● The problem: Please set down every record exactly as it appears below.

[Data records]

━━━

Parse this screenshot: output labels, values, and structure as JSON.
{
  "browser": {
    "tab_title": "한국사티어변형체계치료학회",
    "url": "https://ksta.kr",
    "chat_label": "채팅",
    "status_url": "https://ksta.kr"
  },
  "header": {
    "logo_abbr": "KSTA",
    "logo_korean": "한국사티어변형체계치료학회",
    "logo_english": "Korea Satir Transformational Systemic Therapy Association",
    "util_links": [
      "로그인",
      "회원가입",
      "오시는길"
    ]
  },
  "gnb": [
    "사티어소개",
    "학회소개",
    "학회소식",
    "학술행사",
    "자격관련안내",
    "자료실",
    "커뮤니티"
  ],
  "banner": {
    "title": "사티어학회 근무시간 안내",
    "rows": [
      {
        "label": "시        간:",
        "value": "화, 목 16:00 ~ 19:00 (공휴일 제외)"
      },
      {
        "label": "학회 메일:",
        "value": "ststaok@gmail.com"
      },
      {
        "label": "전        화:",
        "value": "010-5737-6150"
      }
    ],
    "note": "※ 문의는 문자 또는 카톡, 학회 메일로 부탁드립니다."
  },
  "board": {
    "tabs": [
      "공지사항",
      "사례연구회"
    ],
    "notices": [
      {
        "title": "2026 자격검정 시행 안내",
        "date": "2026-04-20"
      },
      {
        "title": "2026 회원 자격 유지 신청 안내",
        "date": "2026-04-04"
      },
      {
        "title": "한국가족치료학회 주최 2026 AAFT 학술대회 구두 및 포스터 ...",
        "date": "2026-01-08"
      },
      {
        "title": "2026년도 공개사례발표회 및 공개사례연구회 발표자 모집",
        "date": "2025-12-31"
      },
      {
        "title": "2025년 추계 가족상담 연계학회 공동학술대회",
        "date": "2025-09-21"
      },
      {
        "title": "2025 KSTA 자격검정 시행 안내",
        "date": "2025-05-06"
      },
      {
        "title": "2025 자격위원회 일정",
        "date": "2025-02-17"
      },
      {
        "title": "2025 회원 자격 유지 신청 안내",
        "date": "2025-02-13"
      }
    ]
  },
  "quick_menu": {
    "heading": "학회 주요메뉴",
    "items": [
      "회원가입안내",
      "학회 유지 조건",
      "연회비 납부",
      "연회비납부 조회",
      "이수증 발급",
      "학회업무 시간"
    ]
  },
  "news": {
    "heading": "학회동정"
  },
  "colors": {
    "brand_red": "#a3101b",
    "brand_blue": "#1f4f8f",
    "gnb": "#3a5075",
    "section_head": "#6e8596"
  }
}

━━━

● Response to this task:
Parse this screenshot: output labels, values, and structure as JSON.
{
  "browser": {
    "tab_title": "한국사티어변형체계치료학회",
    "url": "https://ksta.kr",
    "chat_label": "채팅",
    "status_url": "https://ksta.kr"
  },
  "header": {
    "logo_abbr": "KSTA",
    "logo_korean": "한국사티어변형체계치료학회",
    "logo_english": "Korea Satir Transformational Systemic Therapy Association",
    "util_links": [
      "로그인",
      "회원가입",
      "오시는길"
    ]
  },
  "gnb": [
    "사티어소개",
    "학회소개",
    "학회소식",
    "학술행사",
    "자격관련안내",
    "자료실",
    "커뮤니티"
  ],
  "banner": {
    "title": "사티어학회 근무시간 안내",
    "rows": [
      {
        "label": "시        간:",
        "value": "화, 목 16:00 ~ 19:00 (공휴일 제외)"
      },
      {
        "label": "학회 메일:",
        "value": "ststaok@gmail.com"
      },
      {
        "label": "전        화:",
        "value": "010-5737-6150"
      }
    ],
    "note": "※ 문의는 문자 또는 카톡, 학회 메일로 부탁드립니다."
  },
  "board": {
    "tabs": [
      "공지사항",
      "사례연구회"
    ],
    "notices": [
      {
        "title": "2026 자격검정 시행 안내",
        "date": "2026-04-20"
      },
      {
        "title": "2026 회원 자격 유지 신청 안내",
        "date": "2026-04-04"
      },
      {
        "title": "한국가족치료학회 주최 2026 AAFT 학술대회 구두 및 포스터 ...",
        "date": "2026-01-08"
      },
      {
        "title": "2026년도 공개사례발표회 및 공개사례연구회 발표자 모집",
        "date": "2025-12-31"
      },
      {
        "title": "2025년 추계 가족상담 연계학회 공동학술대회",
        "date": "2025-09-21"
      },
      {
        "title": "2025 KSTA 자격검정 시행 안내",
        "date": "2025-05-06"
      },
      {
        "title": "2025 자격위원회 일정",
        "date": "2025-02-17"
      },
      {
        "title": "2025 회원 자격 유지 신청 안내",
        "date": "2025-02-13"
      }
    ]
  },
  "quick_menu": {
    "heading": "학회 주요메뉴",
    "items": [
      "회원가입안내",
      "학회 유지 조건",
      "연회비 납부",
      "연회비납부 조회",
      "이수증 발급",
      "학회업무 시간"
    ]
  },
  "news": {
    "heading": "학회동정"
  },
  "colors": {
    "brand_red": "#a3101b",
    "brand_blue": "#1f4f8f",
    "gnb": "#3a5075",
    "section_head": "#6e8596"
  }
}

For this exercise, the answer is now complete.